Mr Muite said it was unfortunate that the county government supported the deal, which was canceled by the High Court last week and even sponsored a court case for the lease offered to Sarrai to be upheld.
Justice Alfred Mabeya canceled the lease last week, saying the deal for Sarrai to manage the once giant miller ‘permanently remain an asset under KCB and be a retirement place its receiver manager PVR Rao ”.
“The latter would superintend administration and receivership for 20 years and yet not be able to fully repay a single creditor,” the Judge said.
The judge pointed out that KCB was happy with that state of affairs and advanced Mr Rao another handsome amount of Sh200 million for alleged “operations” and continued charging interest.
The judge said Mr Rao did not produce the Sarrai lease in court to enable him make an informed decision on its terms and whether it would benefit the ailing miller.
Mr Muite who represented West Kenya in the dispute said the county government should have put the interest of farmers first because the region largely depends on sugarcane farming.
“Political leaders also need to explain why they supported Sarrai Group,” he said.

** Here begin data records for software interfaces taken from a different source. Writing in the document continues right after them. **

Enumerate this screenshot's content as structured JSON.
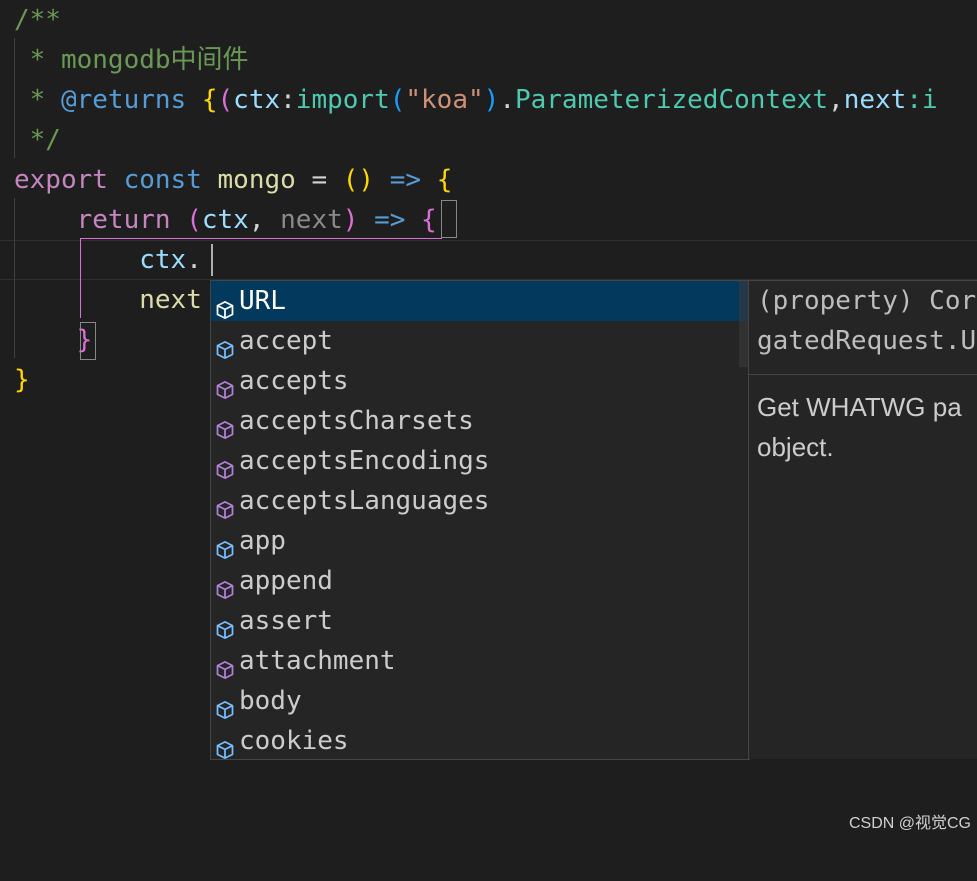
{
  "code": {
    "l1": "/**",
    "l2_star": " * ",
    "l2_text": "mongodb中间件",
    "l3_star": " * ",
    "l3_tag": "@returns",
    "l3_b1": "{",
    "l3_b2": "(",
    "l3_ctx": "ctx",
    "l3_colon": ":",
    "l3_import": "import",
    "l3_b3": "(",
    "l3_str": "\"koa\"",
    "l3_b3c": ")",
    "l3_dot": ".",
    "l3_type": "ParameterizedContext",
    "l3_comma": ",",
    "l3_next": "next",
    "l3_rest": ":i",
    "l4": " */",
    "l5_export": "export",
    "l5_const": "const",
    "l5_name": "mongo",
    "l5_eq": "=",
    "l5_paren": "()",
    "l5_arrow": "=>",
    "l5_brace": "{",
    "l6_return": "return",
    "l6_open": "(",
    "l6_ctx": "ctx",
    "l6_comma": ",",
    "l6_next": "next",
    "l6_close": ")",
    "l6_arrow": "=>",
    "l6_brace": "{",
    "l7_ctx": "ctx",
    "l7_dot": ".",
    "l8_next": "next",
    "l9_brace": "}",
    "l10_brace": "}"
  },
  "suggestions": [
    {
      "label": "URL",
      "icon": "field-icon"
    },
    {
      "label": "accept",
      "icon": "field-icon"
    },
    {
      "label": "accepts",
      "icon": "method-icon"
    },
    {
      "label": "acceptsCharsets",
      "icon": "method-icon"
    },
    {
      "label": "acceptsEncodings",
      "icon": "method-icon"
    },
    {
      "label": "acceptsLanguages",
      "icon": "method-icon"
    },
    {
      "label": "app",
      "icon": "field-icon"
    },
    {
      "label": "append",
      "icon": "method-icon"
    },
    {
      "label": "assert",
      "icon": "field-icon"
    },
    {
      "label": "attachment",
      "icon": "method-icon"
    },
    {
      "label": "body",
      "icon": "field-icon"
    },
    {
      "label": "cookies",
      "icon": "field-icon"
    }
  ],
  "details": {
    "signature_line1": "(property) Cor",
    "signature_line2": "gatedRequest.U",
    "doc_line1": "Get WHATWG pa",
    "doc_line2": "object."
  },
  "watermark": "CSDN @视觉CG",
  "colors": {
    "field_icon": "#75beff",
    "method_icon": "#b180d7",
    "selection": "#04395e"
  }
}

Tumaz and Tumaz Enterprises, a firm associated with Julius Mwale, was the first to challenge the lease, arguing it was shrouded in secrecy and Mr Rao failed to satisfactorily explain how he settled for the lowest bidder.
West Kenya and other parties later joined the case and successfully argued for the cancellation of the lease and removal of Mr Rao as Mumias administrator.
West Kenya and Sarrai are owned by brothers Jaswant Rai and Sarbi Rai, and their fight over Mumias reflected a family rift.
Justice Mabeya appointed Mr Kereto Marima as the new administrator within seven days and ascertain claims by all secured creditors within 60 days.
The new administrator will start the leasing process afresh in a bidding that is expected to attract increased investor interest.
This could offer the ailing Mumias a new lease of life. Tumaz and Tumaz placed the highest bid of Sh27.6 billion. Mummy creditors are owed over Sh11 billion.
Mr Mwale, a top investor in Kakamega through Mwale Medical and Technology City, said his firm will bid a fresh for Mumias Sugar.
“The court made a well-argued and reasoned judgment,” said Mr Mwale.
The miller was in September 2019 placed under receivership by KCB Group to protect its assets and maintain its operations.
Its shares were then suspended from the Nairobi stock exchange, and the leasing deal will be keenly watched by shareholders, including the State with a 20 percent stake, creditors and bidders.
“It would have been essential to even have a pre-valuation of Mumias which would have informed a reserve price for the bids, one that would have achieved the purpose of paying off Mumias debts and release it from receivership and administration,” the judge pointed out out.